Have you seen METAMORPHOSIS at artCentral? This stunning showcase of paintings and pottery created by Debbie and Richard Reed is on view August 6 through September 18, 2021. To preview the art in this elegant exhibition visit artCentral’s at facebook.com/ArtcentralCarthage/photos/ and at artcentralcarthage.org/events.
METAMORPHOSIS Weekend Gallery Hours are Fridays and Saturdays, 12:00-5:00 p.m. Visit early and select your favorite works to purchase and call your own.
The two accomplished exhibiting artists, Debbie and Richard, look forward to greeting you at their ARTIST RECEPTION on Friday, August 20, from 6:00 to 8:00 p.m. at Hyde House, 1110 East Thirteenth Street in Carthage. The public is invited. Admission is free. Libations and hors d’œuvres will be served.
At that time, the art scene being rather quiet in Joplin, Debbie came to Carthage to take classes and workshops with Bob Tommey and Jerry Ellis and Andy Thomas. She still speaks with emotion today as she describes their generosity—their ready availability; their willingness to have students drop in and paint with them; and their valuable advice, guidance and encouragement for students they took under their wings. With great affection, Debbie speaks also of Sandy Higgins, the founding director of artCentral, whom all the artists cherished as their guardian angel watching over them and being shepherdess for the Midwest Gathering of the Artists (MGA).
Bob Tommey, seeing the quality and maturity of Debbie’s work, invited her to participate in the prestigious MGA. Accepting this coveted invitation, Debbie launched her first experience as an emerging artist entering her paintings in a major exhibition. Concurrently, Richard, while practicing dentistry full time, frequently came to Carthage and studied stone carving with Bill Snow and continued to develop his pottery making skills to express his personal aesthetic with works of precision and perfection and pristine elegance. When developing application of colors and glazing techniques he still tends to make many test tiles and to make notes on the outcome of each.
Today both artists have individual studios in their Joplin home. Richard is set up in the basement filled with wheels and kilns. The large room over their garage perfectly suits Debbie’s need for space to create and store her paintings.
Together they tell us: “The fun of metamorphosis in art is what keeps us creating in the studio!”
Debbie adds: “Metamorphosis means to transform, to have striking change. When creating art there is indeed a metamorphosis from the beginning of a painting to when I feel the work is complete.
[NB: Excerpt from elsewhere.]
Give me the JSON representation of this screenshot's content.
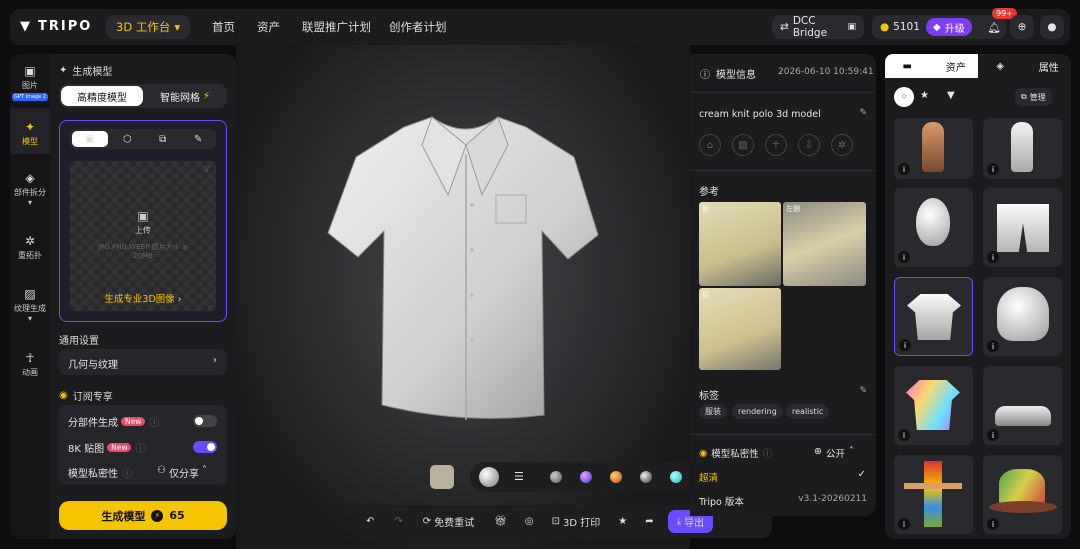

Often artists carefully preplan their work in order to avoid missteps along the way, and I do as well for commissioned pieces or competitive art. When painting every day in my studio, however, it’s a whole different process. I will start a painting with abstract under layers, often 6 or 7 layers deep. Then I ‘find or feel’ my theme from the abstractions and build from there, letting the art speak to me as I go. This is a very exciting way to create, and I enjoy the problems that can arise from this method. The painting becomes a puzzle or mystery for me to solve. This is a very joyful and challenging way to work.”
Speaking of his artistic process, Richard says, “Working with clay is also an exploration that leads to often surprising and welcome outcomes. Experimenting with form and glaze is never entirely predictable as you have ingredients and kiln firings that are always unique. Each piece undergoes extreme change under the duress of multiple firings and the outcomes are always exciting.”
Do come see the excitement and elegant beauty each of these artists offer to us in their art. See the Asian influence of Debbie’s childhood years in Japan with her Japanese stepmother. See the thoughtful refinement in each one of Rich’s exquisitely glazed plate and pots and jars and bowls. See their cumulative years of study and experience and practice that come to us transmogrified by metamorphosis into galleries filled with their expressions of pure joy!